By Robin Jacobson.
Two painted Japanese vases rest atop bookcases in my living room. According to family lore, my great-grandmother carried these vases with her when she fled Odessa with two small children around 1900. Why? The vases are large, fragile, and impractical. To take them, she must have left many other things behind. Why were the vases so important? Were they a gift? A legacy?
Like me, Edmund de Waal, author of The Hare with Amber Eyes, had questions about a family inheritance of Japanese objects. He inherited a collection of 264 netsuke – miniature sculptures carved from ivory and wood. Eager to understand the significance of this collection for generations of his family, de Waal embarked on a quest to trace its history, as lyrically described in The Hare:
I want to walk into each room where this [collection] has lived, to feel the volume of the space, to know what pictures were on the walls, how the light fell from the windows. And I want to know whose hands it has been in, and what they felt about it and thought about it… I want to know what it has witnessed.
This lovely memoir interweaves family history with European Jewish history and art history. Above all, de Waal salutes the power of inanimate objects to convey family memories and stories.
Edmund de Waal is a world-famous British ceramicist whose work is displayed in museums. He is also a descendant of the Ephrussi family, an illustrious Jewish banking family like the Rothschilds.
As recounted in The Hare, the Ephrussi family first built its fortune in Odessa as grain exporters. Seeking expansion, the family patriarch sent one son to Paris and another son to Vienna to establish themselves as international financiers. The sons’ success made the family fabulously wealthy.
In the next generation, Charles Ephrussi was a prominent Parisian art patron and collector; he is even pictured in Renoir’s famous painting, Luncheon of the Boating Party.
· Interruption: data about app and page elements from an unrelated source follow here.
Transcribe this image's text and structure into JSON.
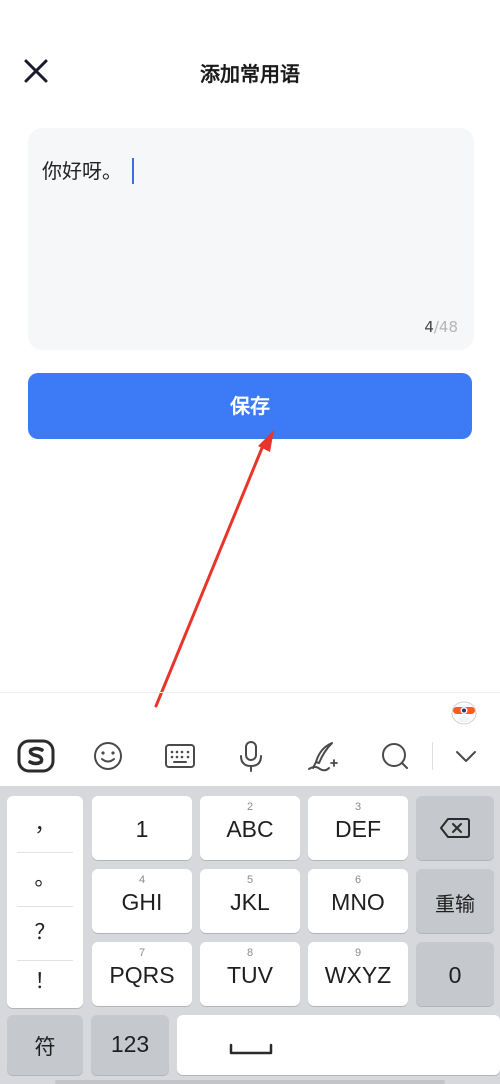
{
  "header": {
    "title": "添加常用语"
  },
  "editor": {
    "text": "你好呀。",
    "count_current": "4",
    "count_max": "/48"
  },
  "save_button": {
    "label": "保存"
  },
  "ime": {
    "toolbar": [
      "sogou-logo-icon",
      "emoji-icon",
      "keyboard-icon",
      "microphone-icon",
      "handwriting-icon",
      "search-icon",
      "chevron-down-icon"
    ],
    "punctuation": [
      "，",
      "。",
      "？",
      "！"
    ],
    "keys": {
      "k1": {
        "label": "1",
        "hint": ""
      },
      "k2": {
        "label": "ABC",
        "hint": "2"
      },
      "k3": {
        "label": "DEF",
        "hint": "3"
      },
      "k4": {
        "label": "GHI",
        "hint": "4"
      },
      "k5": {
        "label": "JKL",
        "hint": "5"
      },
      "k6": {
        "label": "MNO",
        "hint": "6"
      },
      "k7": {
        "label": "PQRS",
        "hint": "7"
      },
      "k8": {
        "label": "TUV",
        "hint": "8"
      },
      "k9": {
        "label": "WXYZ",
        "hint": "9"
      }
    },
    "reenter_label": "重输",
    "zero_label": "0",
    "symbol_label": "符",
    "num_label": "123"
  },
  "colors": {
    "accent": "#3d7af5",
    "arrow": "#e8352b",
    "caret": "#3b6fe8",
    "keyboard_bg": "#d6d8db"
  }
}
Caught up in the craze for Japanese art following the opening of Japanese seaports to the West, Charles purchased the netsuke collection in the 1870s. In 1899, he sent the collection, in an elegant glass-fronted vitrine, to Edmund de Waal’s great-grandparents in Vienna as a wedding gift.
Edmund’s great-grandmother Emmy kept the vitrine in her dressing room. To her children’s delight, she allowed them to play with the netsuke while she dressed for the opera or a society ball.
In 1938, the Nazis stormed the Ephrussi mansion in Vienna, confiscating the family’s precious art, silver, porcelain, and jewelry. They ordered Emmy’s devoted maid, Anna, to help pack these valuables for the Reich. At great risk, Anna surreptitiously removed the netsuke from the vitrine, a few figures at a time over a two-week period, hiding them initially in her apron pocket and then in her mattress for the duration of the war. In 1945, Anna returned the complete collection to Edmund’s grandmother, Elisabeth, saying she was glad to have saved something for the family.
When Elisabeth’s brother Iggie moved to Japan in 1947, he brought the Japanese netsuke collection back to its land of origin. Proudly displaying the collection in his Tokyo apartment, Iggie introduced each piece individually to his beloved great-nephew Edmund. Edmund’s favorite was a small hare with amber eyes.
Today, the netsuke collection is in Edmund’s home in London. Edmund keeps the vitrine that houses the collection unlocked, inviting his children to touch, hold, and imagine stories for each figurine. And so, what Edmund poetically calls “the sensuous, sinuous intertwining of things with memories” continues into another generation.